Dataset excerpts:
---

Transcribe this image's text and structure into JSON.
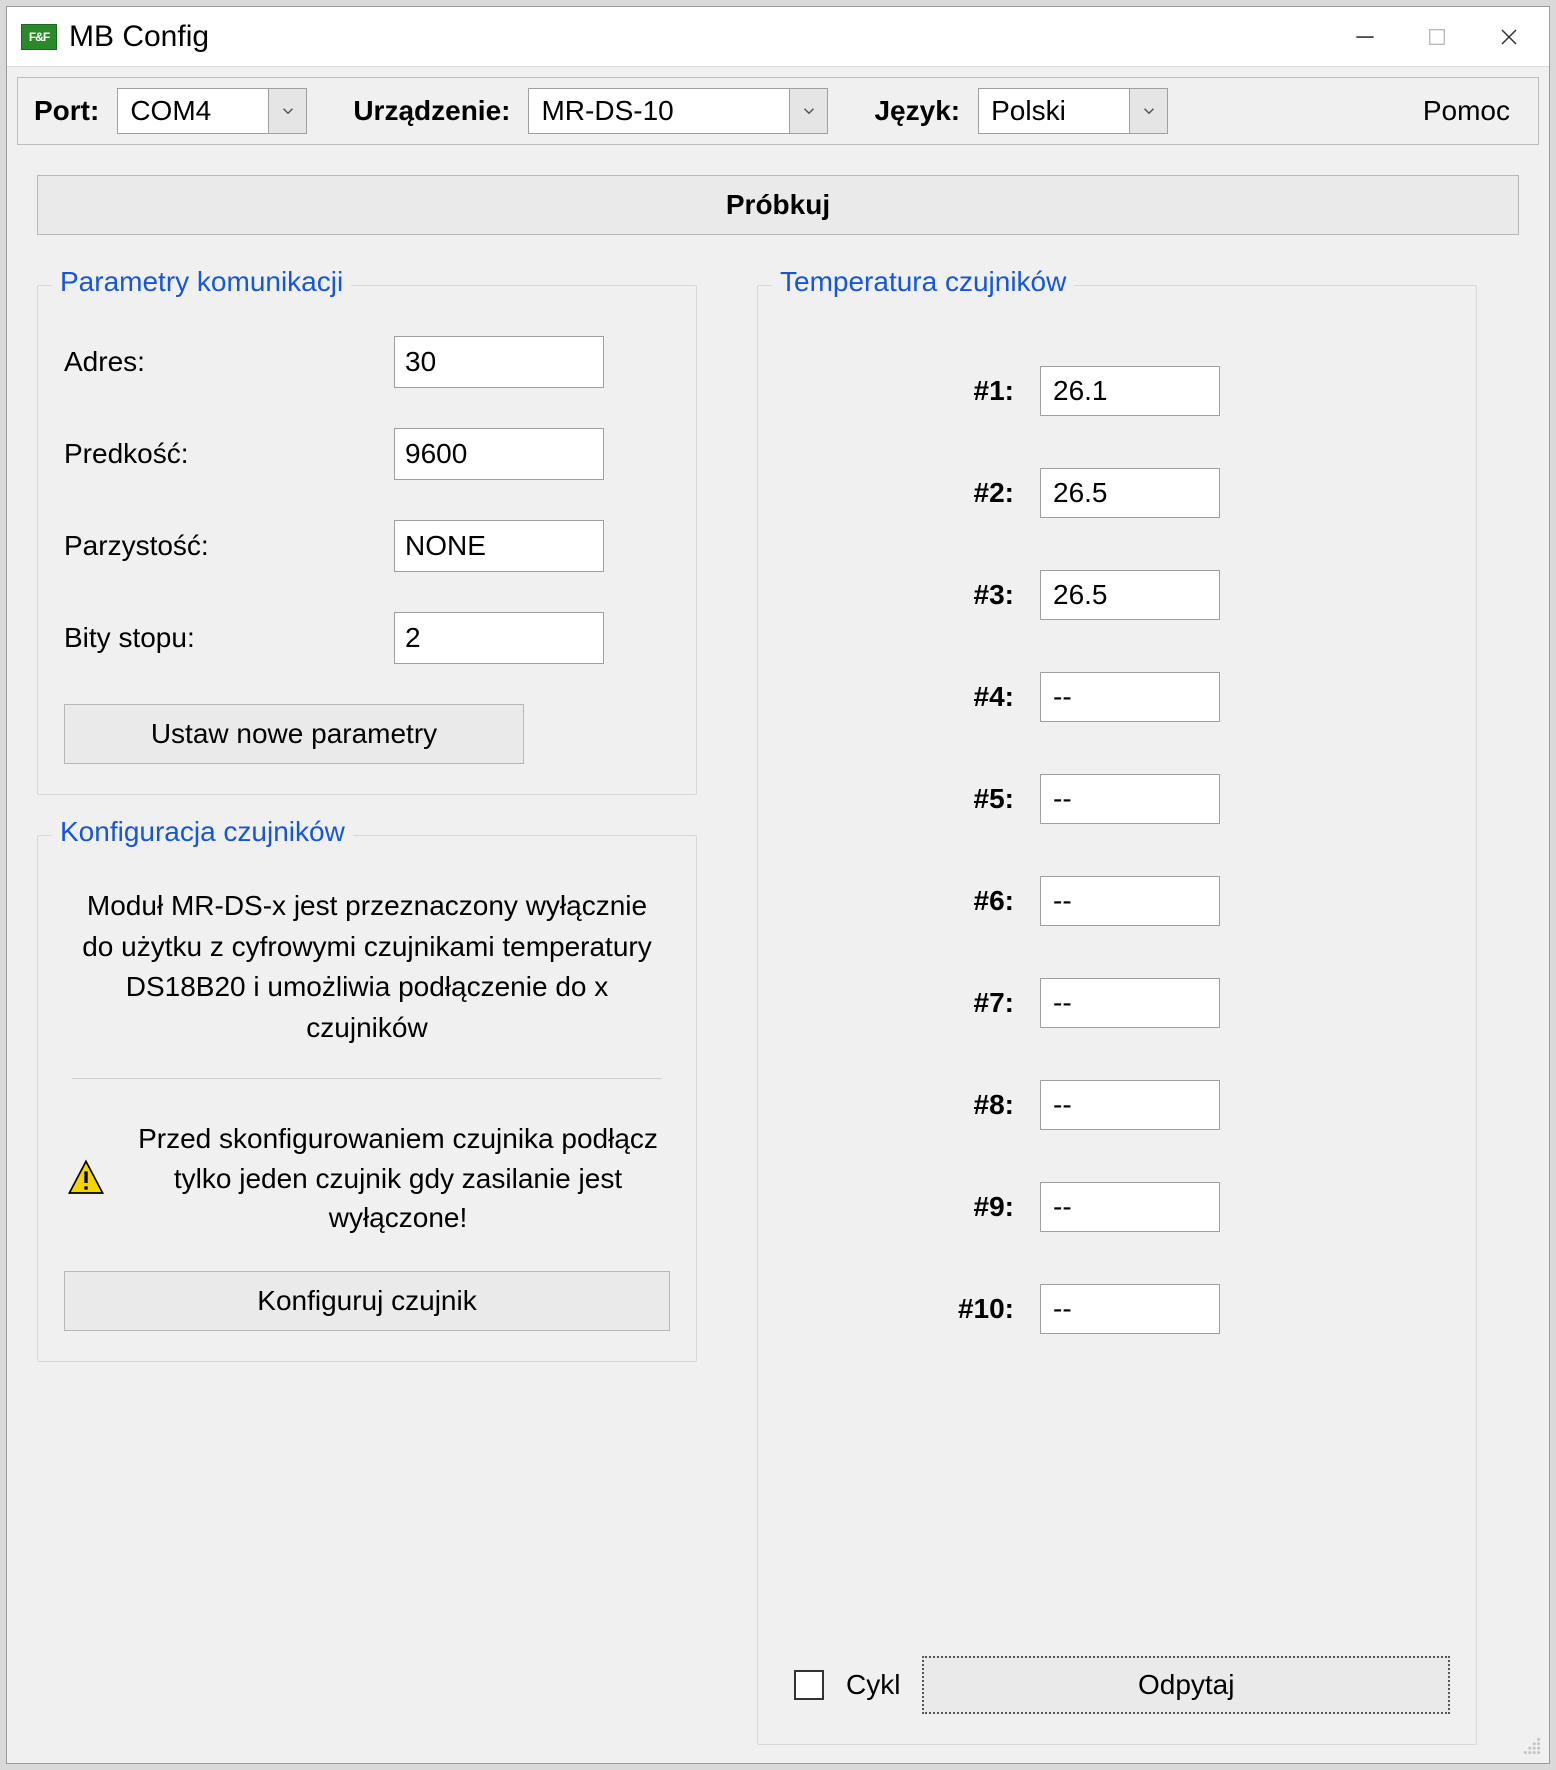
{
  "title": "MB Config",
  "app_icon_text": "F&F",
  "toolbar": {
    "port_label": "Port:",
    "port_value": "COM4",
    "device_label": "Urządzenie:",
    "device_value": "MR-DS-10",
    "lang_label": "Język:",
    "lang_value": "Polski",
    "help_label": "Pomoc"
  },
  "sample_button": "Próbkuj",
  "comm": {
    "title": "Parametry komunikacji",
    "address_label": "Adres:",
    "address_value": "30",
    "speed_label": "Predkość:",
    "speed_value": "9600",
    "parity_label": "Parzystość:",
    "parity_value": "NONE",
    "stopbits_label": "Bity stopu:",
    "stopbits_value": "2",
    "set_button": "Ustaw nowe parametry"
  },
  "cfg": {
    "title": "Konfiguracja czujników",
    "info": "Moduł MR-DS-x jest przeznaczony wyłącznie do użytku z cyfrowymi czujnikami temperatury DS18B20 i umożliwia podłączenie do x czujników",
    "warn": "Przed skonfigurowaniem czujnika podłącz tylko jeden czujnik gdy zasilanie jest wyłączone!",
    "button": "Konfiguruj czujnik"
  },
  "temps": {
    "title": "Temperatura czujników",
    "rows": [
      {
        "label": "#1:",
        "value": "26.1"
      },
      {
        "label": "#2:",
        "value": "26.5"
      },
      {
        "label": "#3:",
        "value": "26.5"
      },
      {
        "label": "#4:",
        "value": "--"
      },
      {
        "label": "#5:",
        "value": "--"
      },
      {
        "label": "#6:",
        "value": "--"
      },
      {
        "label": "#7:",
        "value": "--"
      },
      {
        "label": "#8:",
        "value": "--"
      },
      {
        "label": "#9:",
        "value": "--"
      },
      {
        "label": "#10:",
        "value": "--"
      }
    ],
    "cycle_label": "Cykl",
    "query_button": "Odpytaj"
  }
}
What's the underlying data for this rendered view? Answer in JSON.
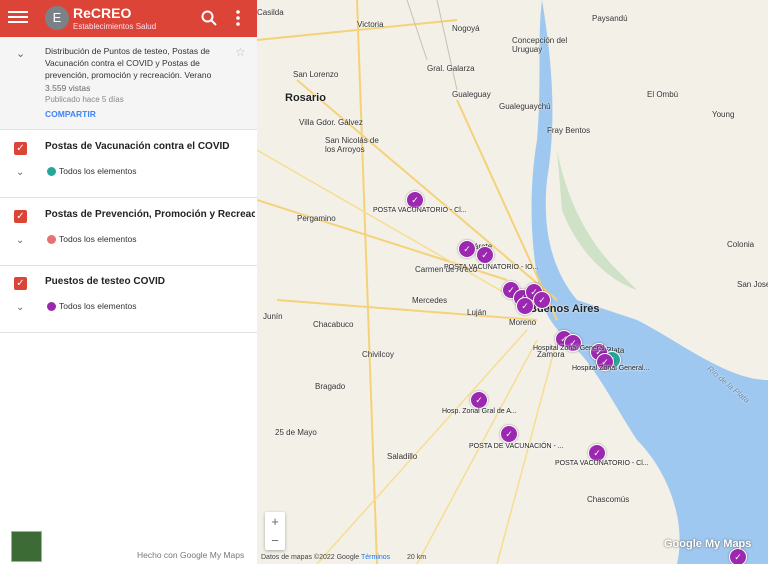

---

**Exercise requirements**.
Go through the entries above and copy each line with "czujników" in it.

**Final answer**.
    "title": "Konfiguracja czujników",
    "info": "Moduł MR-DS-x jest przeznaczony wyłącznie do użytku z cyfrowymi czujnikami temperatury DS18B20 i umożliwia podłączenie do x czujników",
    "title": "Temperatura czujników",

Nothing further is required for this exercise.